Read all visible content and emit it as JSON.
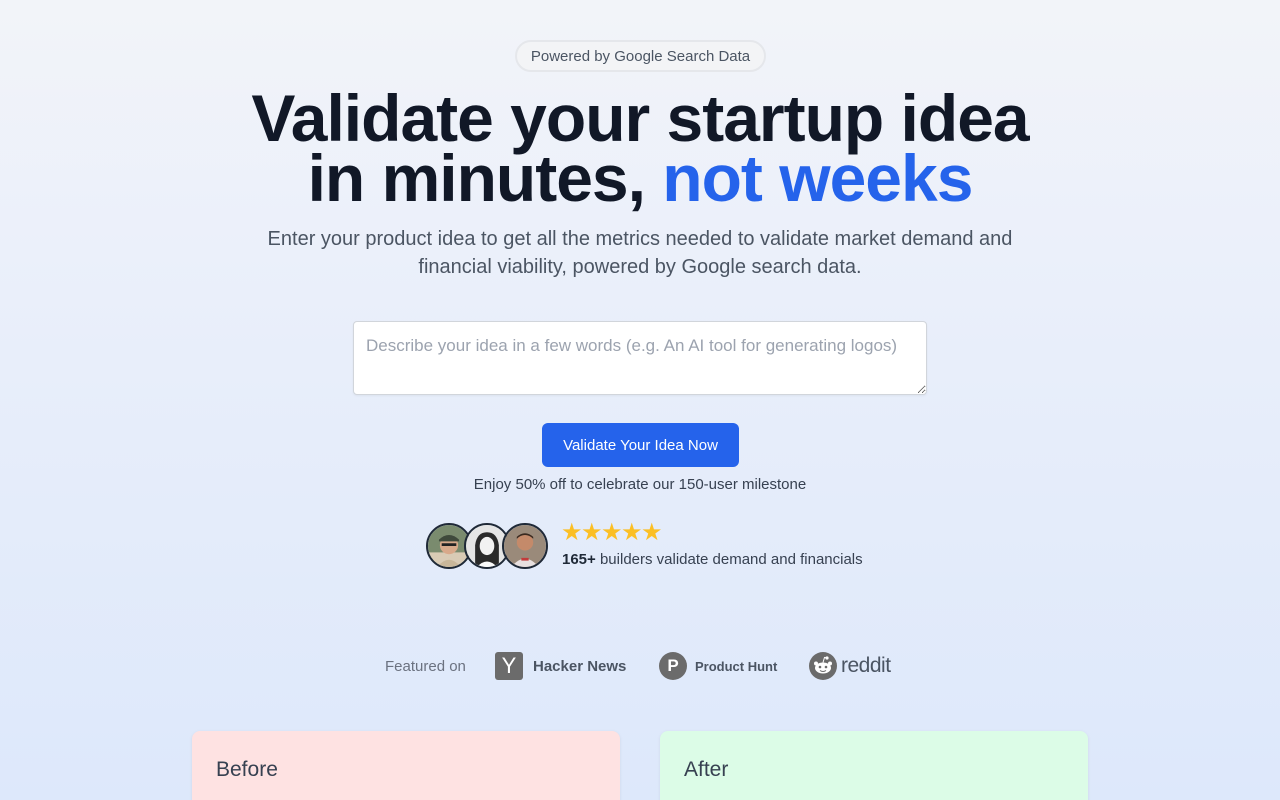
{
  "badge": "Powered by Google Search Data",
  "headline": {
    "line1": "Validate your startup idea",
    "line2_prefix": "in minutes, ",
    "line2_accent": "not weeks"
  },
  "subtitle": "Enter your product idea to get all the metrics needed to validate market demand and financial viability, powered by Google search data.",
  "idea_input": {
    "placeholder": "Describe your idea in a few words (e.g. An AI tool for generating logos)",
    "value": ""
  },
  "cta_label": "Validate Your Idea Now",
  "promo": "Enjoy 50% off to celebrate our 150-user milestone",
  "social_proof": {
    "rating": 5,
    "count": "165+",
    "text": " builders validate demand and financials"
  },
  "featured": {
    "label": "Featured on",
    "hn_letter": "Y",
    "hn": "Hacker News",
    "ph_letter": "P",
    "ph": "Product Hunt",
    "reddit": "reddit"
  },
  "cards": {
    "before": "Before",
    "after": "After"
  },
  "colors": {
    "accent": "#2563eb",
    "star": "#fbbf24",
    "before_bg": "#fee2e2",
    "after_bg": "#dcfce7"
  }
}
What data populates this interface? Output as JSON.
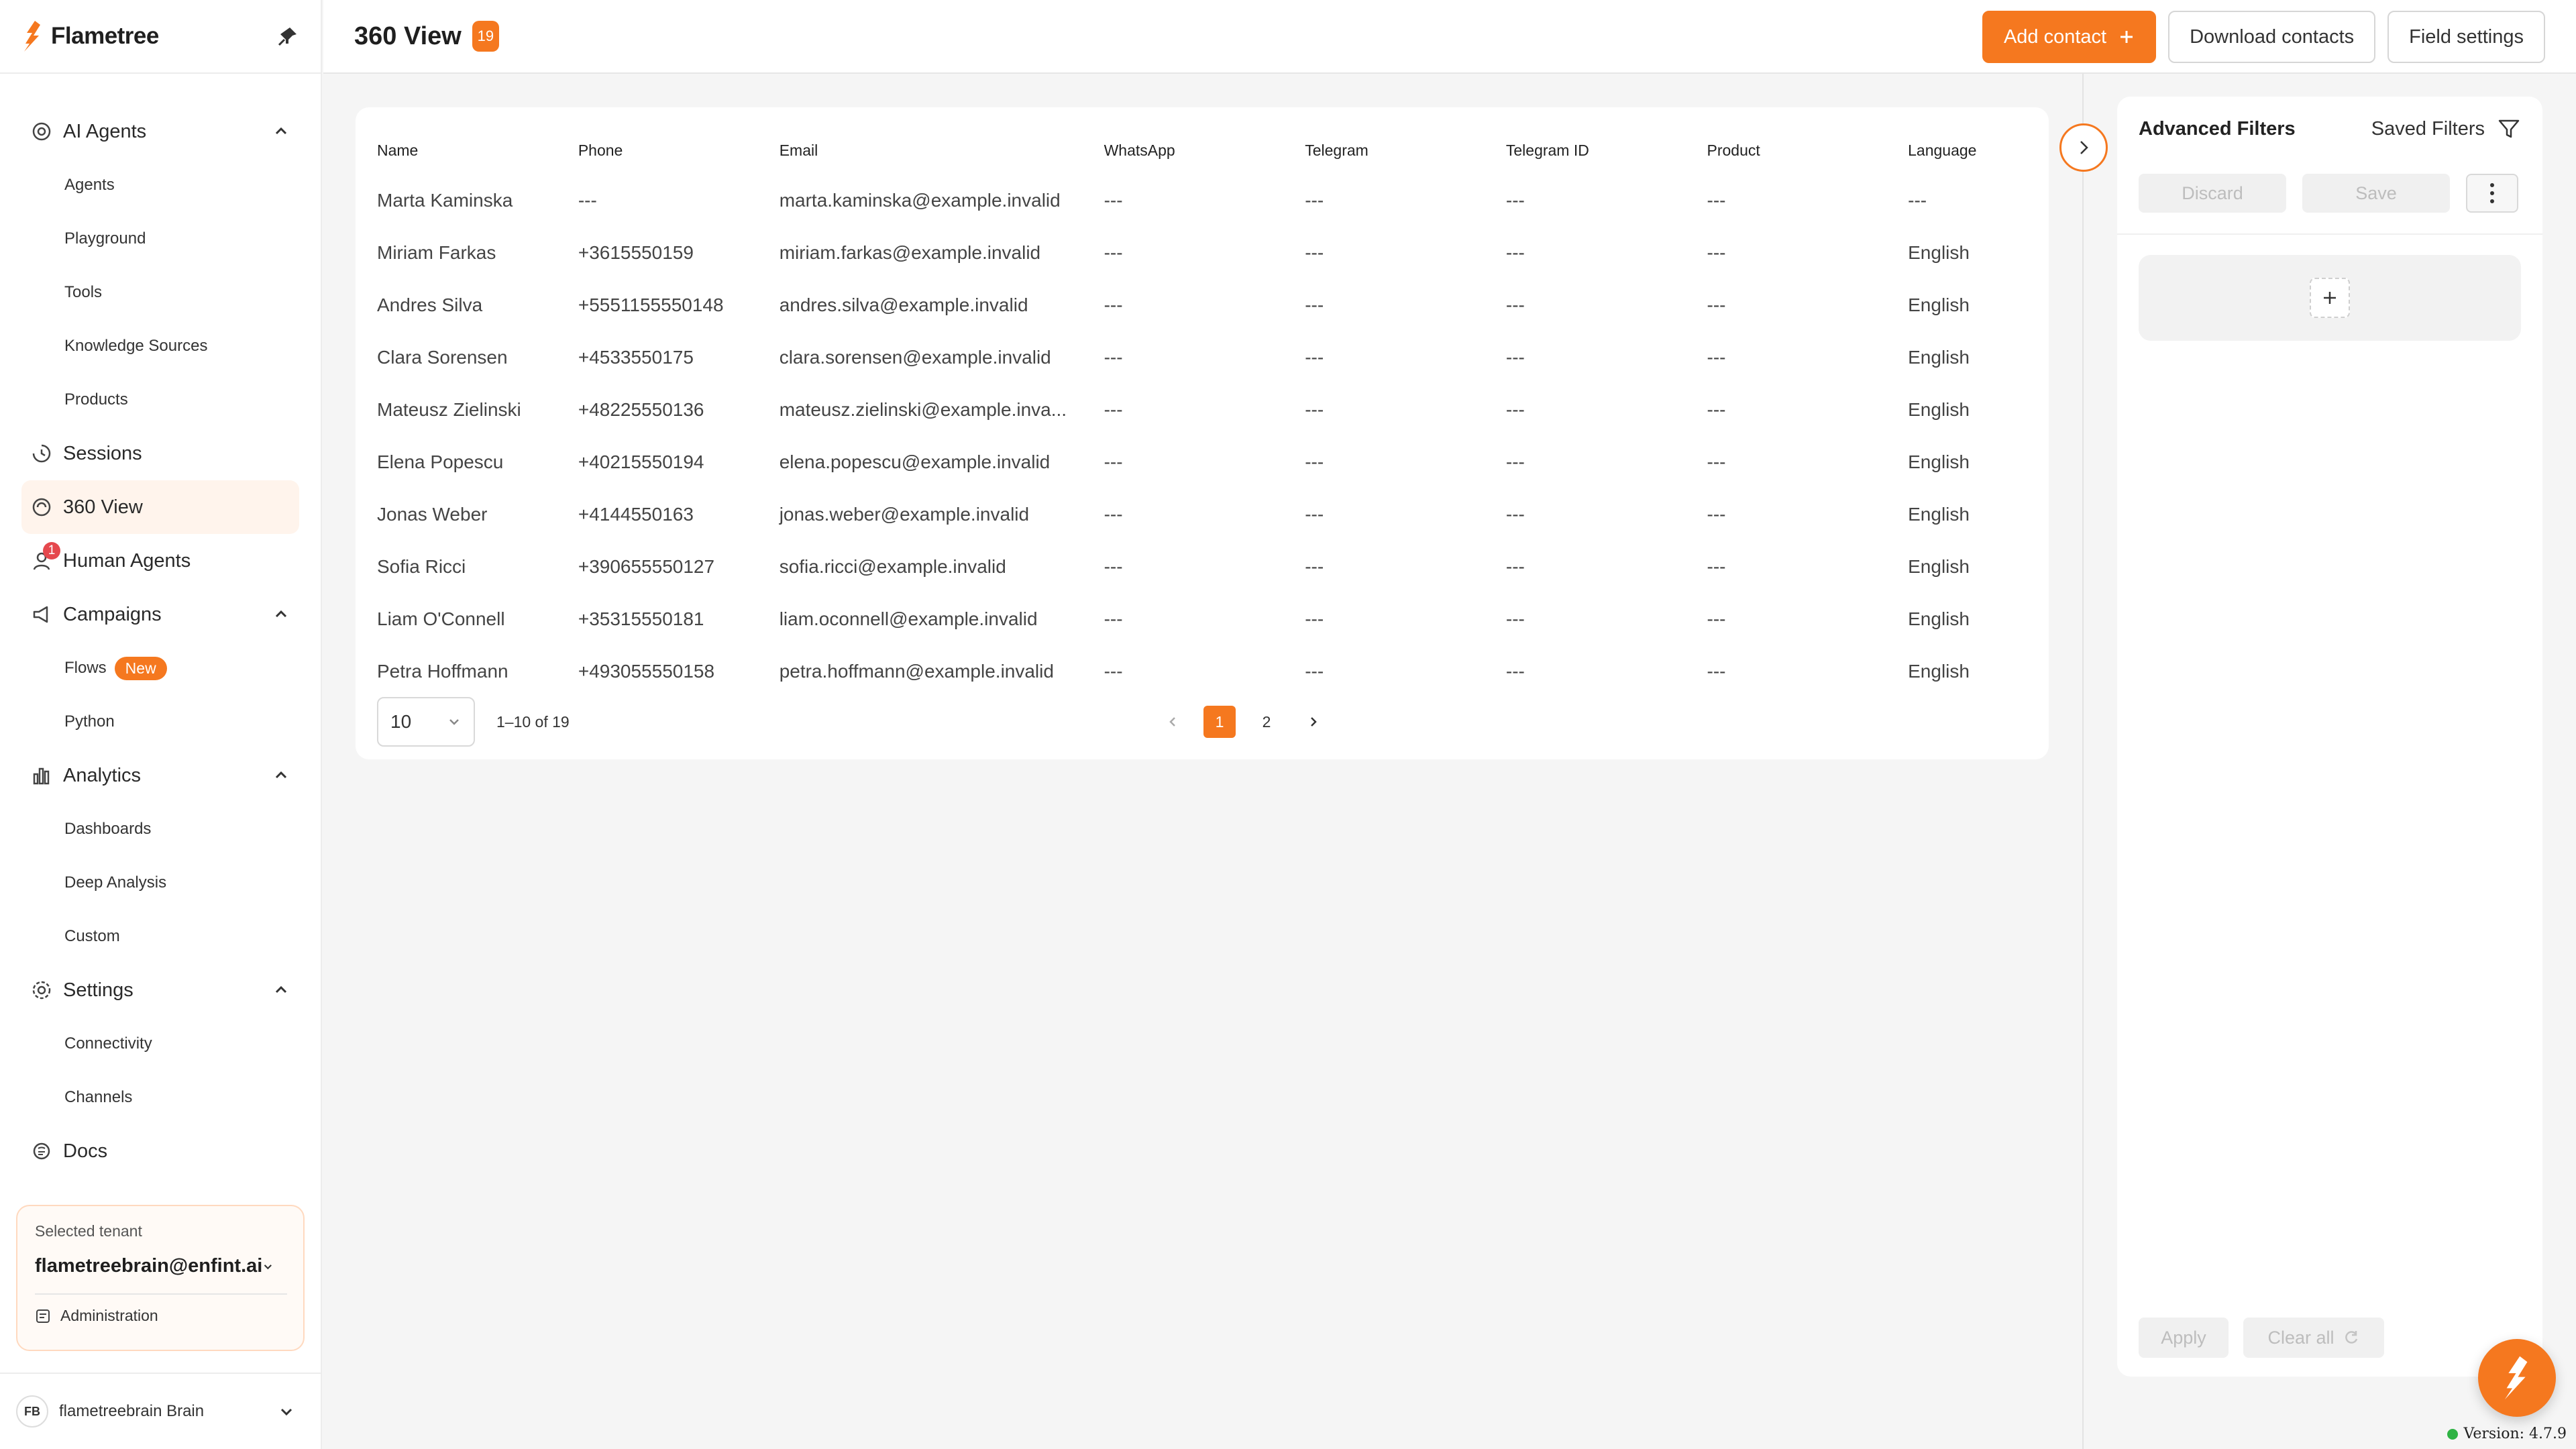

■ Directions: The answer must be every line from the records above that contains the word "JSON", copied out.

■ Solved problem:
Read all visible content and emit it as JSON.
What data populates this interface? Output as JSON.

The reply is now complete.